Each line below that includes the word "description" adds one to the count; give that count and nothing else.

_MATERIAL FOR THIS EXERCISE_.
^^^^^^^^

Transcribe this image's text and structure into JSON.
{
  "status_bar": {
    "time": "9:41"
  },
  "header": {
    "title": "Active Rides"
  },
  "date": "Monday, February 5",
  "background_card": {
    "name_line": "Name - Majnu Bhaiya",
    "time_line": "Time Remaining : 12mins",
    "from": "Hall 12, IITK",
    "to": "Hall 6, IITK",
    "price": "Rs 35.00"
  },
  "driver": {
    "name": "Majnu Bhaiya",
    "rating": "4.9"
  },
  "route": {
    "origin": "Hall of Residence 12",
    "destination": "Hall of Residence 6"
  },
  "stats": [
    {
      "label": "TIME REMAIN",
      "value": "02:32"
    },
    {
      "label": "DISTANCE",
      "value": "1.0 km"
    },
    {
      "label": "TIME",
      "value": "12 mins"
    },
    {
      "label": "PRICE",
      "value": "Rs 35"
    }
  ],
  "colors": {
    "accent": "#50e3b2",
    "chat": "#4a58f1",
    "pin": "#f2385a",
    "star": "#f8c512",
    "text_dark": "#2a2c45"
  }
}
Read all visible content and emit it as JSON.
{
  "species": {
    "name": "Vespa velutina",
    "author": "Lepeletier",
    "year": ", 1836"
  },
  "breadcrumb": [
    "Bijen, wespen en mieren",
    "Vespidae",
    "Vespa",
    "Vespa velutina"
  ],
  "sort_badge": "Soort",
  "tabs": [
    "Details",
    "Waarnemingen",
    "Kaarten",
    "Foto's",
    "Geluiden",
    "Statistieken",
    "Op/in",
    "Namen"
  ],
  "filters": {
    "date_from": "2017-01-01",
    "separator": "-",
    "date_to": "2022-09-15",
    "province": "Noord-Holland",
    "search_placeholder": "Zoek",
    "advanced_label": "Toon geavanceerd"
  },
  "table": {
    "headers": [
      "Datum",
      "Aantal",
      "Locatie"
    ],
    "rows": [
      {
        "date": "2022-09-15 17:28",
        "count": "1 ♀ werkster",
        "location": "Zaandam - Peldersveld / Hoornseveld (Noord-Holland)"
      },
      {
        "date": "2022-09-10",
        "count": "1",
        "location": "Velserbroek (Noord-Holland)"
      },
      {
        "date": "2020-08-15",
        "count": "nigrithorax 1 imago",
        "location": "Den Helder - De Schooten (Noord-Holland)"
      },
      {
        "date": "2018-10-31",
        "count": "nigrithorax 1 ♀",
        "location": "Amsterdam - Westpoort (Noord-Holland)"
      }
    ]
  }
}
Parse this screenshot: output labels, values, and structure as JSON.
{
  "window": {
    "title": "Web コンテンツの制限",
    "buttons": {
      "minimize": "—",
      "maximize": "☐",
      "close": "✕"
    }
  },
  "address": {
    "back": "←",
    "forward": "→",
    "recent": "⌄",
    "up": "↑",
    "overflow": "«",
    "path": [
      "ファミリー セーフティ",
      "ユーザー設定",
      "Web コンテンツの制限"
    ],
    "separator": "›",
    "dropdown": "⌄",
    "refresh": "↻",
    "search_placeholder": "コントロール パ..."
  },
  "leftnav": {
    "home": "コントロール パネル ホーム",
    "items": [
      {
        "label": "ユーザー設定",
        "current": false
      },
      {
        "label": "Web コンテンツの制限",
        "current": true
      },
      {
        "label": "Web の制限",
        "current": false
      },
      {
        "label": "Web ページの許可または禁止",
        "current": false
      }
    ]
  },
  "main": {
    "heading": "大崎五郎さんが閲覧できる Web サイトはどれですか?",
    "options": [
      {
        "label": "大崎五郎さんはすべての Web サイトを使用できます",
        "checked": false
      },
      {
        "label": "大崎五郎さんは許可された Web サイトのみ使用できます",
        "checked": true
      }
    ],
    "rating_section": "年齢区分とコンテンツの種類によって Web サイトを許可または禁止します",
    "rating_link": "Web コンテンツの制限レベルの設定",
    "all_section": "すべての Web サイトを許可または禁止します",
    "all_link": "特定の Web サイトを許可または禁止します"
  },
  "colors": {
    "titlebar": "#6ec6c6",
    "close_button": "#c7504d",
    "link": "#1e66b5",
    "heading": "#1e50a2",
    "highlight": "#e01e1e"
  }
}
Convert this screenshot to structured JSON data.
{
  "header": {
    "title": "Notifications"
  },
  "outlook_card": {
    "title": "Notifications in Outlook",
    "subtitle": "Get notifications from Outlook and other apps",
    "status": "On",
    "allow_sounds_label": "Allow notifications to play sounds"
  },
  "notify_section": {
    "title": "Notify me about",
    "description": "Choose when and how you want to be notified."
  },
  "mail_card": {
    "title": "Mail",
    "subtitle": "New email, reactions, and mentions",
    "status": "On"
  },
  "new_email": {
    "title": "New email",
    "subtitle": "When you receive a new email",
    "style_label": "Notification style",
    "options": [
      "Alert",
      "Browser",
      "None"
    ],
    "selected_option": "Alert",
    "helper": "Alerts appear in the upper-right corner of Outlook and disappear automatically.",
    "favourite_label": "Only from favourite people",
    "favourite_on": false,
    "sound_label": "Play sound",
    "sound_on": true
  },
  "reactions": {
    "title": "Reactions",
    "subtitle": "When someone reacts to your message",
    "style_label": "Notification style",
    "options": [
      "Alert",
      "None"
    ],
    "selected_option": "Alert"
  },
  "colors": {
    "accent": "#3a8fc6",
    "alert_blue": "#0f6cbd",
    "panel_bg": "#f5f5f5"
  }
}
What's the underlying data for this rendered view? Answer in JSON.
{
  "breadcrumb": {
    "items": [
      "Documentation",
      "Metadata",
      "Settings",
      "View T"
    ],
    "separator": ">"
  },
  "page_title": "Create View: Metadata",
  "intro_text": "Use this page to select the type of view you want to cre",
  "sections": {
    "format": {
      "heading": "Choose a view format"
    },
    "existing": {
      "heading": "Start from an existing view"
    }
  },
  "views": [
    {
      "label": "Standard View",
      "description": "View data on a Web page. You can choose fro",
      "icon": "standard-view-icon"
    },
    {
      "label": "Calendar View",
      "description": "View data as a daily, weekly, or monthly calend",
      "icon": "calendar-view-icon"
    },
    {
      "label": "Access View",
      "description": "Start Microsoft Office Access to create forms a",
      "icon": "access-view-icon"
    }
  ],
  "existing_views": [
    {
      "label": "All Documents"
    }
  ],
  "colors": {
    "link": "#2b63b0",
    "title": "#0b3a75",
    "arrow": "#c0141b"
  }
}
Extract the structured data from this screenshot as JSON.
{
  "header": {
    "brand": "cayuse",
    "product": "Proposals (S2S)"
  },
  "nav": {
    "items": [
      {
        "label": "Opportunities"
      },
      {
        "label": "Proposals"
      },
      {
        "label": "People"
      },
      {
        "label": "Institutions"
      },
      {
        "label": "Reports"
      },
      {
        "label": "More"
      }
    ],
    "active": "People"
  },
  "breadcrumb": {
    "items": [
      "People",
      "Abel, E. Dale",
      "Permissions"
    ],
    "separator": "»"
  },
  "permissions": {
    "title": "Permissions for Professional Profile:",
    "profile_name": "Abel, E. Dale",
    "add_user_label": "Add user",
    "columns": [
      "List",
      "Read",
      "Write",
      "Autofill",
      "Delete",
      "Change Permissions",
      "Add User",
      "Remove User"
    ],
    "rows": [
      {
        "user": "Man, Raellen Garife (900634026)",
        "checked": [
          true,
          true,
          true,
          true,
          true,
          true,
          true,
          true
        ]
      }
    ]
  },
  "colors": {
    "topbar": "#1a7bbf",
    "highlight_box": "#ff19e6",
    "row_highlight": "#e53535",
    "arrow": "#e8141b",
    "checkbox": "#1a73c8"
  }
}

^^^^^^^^

_SOLUTION BELOW_. 4